◆ **TO DO**:
Among the records below, determine how many lines have the word "Cielo" in them; output only the number.

--- STUDY MATERIAL ---

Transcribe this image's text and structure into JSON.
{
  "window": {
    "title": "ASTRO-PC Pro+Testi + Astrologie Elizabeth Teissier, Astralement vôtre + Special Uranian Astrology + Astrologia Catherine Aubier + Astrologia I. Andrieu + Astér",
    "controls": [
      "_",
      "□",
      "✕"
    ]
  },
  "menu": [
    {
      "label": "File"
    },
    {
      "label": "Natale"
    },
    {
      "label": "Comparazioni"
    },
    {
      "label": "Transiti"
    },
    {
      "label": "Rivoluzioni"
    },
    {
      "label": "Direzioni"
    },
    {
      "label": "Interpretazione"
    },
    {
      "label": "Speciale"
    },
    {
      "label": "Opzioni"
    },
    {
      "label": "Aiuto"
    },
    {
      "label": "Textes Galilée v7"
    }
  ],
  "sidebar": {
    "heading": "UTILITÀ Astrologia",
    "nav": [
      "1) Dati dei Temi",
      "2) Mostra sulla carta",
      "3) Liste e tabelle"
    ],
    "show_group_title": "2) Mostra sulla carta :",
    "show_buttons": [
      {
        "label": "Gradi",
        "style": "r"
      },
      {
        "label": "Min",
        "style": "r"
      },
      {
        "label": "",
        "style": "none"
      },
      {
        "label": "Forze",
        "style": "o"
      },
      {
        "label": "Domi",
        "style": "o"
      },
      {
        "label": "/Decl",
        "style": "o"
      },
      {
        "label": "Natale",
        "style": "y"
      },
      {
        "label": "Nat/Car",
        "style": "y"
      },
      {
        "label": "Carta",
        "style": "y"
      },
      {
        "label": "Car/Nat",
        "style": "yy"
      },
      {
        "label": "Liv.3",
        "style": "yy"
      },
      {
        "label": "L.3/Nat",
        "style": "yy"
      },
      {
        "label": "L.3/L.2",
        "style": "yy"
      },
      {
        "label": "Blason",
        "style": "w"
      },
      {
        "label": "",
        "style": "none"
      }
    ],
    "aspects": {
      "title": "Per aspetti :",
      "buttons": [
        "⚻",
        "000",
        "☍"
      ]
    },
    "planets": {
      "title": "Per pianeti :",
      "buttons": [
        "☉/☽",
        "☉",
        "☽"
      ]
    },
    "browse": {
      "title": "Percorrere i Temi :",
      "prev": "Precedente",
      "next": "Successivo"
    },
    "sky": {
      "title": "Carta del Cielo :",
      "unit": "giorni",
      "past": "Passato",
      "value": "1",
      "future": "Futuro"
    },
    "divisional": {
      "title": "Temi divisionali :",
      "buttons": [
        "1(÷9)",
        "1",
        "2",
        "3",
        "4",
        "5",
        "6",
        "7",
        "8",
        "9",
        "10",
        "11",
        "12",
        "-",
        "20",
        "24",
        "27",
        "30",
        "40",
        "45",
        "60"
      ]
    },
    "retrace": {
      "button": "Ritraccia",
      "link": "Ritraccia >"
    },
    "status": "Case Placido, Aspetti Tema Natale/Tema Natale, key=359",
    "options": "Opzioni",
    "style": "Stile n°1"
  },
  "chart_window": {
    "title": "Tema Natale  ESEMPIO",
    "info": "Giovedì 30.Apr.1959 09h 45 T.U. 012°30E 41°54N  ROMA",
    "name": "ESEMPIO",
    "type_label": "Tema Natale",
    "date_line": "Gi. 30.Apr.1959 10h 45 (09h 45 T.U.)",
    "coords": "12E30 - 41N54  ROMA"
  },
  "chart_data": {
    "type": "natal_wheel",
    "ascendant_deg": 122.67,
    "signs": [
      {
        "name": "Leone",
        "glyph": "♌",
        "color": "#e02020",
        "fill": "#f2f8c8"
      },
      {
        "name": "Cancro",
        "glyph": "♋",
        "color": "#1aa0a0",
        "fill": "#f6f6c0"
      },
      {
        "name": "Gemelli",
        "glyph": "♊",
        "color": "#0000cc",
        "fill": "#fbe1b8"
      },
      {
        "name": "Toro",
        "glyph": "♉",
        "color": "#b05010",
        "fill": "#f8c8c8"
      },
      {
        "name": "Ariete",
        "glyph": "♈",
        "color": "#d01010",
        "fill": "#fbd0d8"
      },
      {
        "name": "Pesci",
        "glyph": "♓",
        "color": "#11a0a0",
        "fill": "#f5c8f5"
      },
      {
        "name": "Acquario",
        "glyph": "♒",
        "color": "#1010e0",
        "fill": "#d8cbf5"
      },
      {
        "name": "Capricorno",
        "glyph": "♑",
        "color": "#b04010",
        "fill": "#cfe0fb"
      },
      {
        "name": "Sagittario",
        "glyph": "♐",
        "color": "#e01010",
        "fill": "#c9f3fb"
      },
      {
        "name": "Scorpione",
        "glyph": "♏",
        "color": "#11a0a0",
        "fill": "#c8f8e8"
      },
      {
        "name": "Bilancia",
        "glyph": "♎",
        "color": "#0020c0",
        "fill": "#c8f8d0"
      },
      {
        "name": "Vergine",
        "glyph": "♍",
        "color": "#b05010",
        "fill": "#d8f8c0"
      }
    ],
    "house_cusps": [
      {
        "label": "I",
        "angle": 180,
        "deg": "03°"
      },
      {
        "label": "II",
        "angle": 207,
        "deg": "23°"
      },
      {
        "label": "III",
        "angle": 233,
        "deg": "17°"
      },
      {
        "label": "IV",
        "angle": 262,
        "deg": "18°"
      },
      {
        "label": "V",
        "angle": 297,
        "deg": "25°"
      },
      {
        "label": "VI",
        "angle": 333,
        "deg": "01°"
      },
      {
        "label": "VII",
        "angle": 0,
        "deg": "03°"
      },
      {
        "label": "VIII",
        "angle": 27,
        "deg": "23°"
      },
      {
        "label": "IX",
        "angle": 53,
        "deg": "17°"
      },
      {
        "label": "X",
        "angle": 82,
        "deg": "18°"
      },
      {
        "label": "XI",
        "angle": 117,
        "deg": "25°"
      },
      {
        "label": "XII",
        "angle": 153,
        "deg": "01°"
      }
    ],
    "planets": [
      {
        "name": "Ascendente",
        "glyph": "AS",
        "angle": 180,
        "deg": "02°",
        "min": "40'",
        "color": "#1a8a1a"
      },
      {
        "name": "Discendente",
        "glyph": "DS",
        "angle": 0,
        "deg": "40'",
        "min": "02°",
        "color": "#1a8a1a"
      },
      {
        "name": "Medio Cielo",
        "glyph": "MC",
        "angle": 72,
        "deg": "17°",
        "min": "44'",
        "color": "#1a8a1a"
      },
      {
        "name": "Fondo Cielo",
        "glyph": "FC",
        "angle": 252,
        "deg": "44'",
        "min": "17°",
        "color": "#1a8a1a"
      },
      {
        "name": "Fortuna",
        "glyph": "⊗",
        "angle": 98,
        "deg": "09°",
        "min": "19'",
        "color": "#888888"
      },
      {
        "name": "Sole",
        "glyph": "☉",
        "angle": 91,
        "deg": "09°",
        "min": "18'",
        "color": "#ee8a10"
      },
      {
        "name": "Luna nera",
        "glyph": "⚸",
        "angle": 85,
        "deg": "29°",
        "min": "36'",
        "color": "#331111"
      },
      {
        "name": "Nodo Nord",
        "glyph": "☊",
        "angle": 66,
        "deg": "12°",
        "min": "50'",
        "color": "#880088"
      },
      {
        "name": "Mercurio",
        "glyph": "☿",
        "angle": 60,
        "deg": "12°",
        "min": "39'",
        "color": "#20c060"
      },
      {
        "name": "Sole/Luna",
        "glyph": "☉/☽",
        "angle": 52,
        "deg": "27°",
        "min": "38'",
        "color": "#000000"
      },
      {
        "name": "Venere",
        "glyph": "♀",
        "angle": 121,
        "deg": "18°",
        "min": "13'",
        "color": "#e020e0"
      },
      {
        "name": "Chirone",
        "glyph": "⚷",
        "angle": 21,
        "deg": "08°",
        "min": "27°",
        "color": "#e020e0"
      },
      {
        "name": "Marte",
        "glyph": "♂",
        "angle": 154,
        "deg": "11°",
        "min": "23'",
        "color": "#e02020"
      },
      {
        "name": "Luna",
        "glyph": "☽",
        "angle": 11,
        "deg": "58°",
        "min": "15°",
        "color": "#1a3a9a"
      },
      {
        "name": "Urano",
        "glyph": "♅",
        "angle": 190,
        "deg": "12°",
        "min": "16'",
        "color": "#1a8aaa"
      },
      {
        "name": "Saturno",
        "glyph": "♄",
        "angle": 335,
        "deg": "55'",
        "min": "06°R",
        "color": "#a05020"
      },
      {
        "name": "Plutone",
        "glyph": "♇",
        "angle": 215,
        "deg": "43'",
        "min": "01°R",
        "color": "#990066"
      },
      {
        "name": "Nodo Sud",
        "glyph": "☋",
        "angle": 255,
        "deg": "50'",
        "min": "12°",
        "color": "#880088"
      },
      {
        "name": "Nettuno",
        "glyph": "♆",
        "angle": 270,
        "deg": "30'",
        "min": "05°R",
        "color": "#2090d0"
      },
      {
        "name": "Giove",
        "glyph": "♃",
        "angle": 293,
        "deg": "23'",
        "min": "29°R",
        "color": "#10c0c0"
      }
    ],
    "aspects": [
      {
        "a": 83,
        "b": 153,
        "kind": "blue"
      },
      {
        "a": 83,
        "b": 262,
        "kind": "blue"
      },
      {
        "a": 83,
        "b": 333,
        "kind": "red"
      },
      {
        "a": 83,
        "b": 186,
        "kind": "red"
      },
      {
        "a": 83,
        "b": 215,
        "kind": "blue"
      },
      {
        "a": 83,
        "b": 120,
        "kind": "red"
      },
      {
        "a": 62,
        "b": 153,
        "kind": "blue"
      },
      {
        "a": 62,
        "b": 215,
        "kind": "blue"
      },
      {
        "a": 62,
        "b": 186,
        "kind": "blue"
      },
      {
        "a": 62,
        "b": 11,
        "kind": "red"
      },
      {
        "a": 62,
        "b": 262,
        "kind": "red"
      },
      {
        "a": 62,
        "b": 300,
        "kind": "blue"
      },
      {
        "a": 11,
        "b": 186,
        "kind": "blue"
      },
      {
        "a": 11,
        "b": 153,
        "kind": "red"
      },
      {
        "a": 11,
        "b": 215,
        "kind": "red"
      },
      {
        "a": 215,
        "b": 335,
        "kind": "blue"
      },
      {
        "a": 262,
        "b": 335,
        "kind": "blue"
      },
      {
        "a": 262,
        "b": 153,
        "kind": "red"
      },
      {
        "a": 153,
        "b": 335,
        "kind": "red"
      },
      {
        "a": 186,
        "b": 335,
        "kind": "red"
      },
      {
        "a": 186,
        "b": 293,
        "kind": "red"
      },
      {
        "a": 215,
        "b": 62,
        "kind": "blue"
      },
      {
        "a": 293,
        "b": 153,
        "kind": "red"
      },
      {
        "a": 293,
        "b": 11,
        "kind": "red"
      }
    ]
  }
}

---

◆ **RESULT**:
3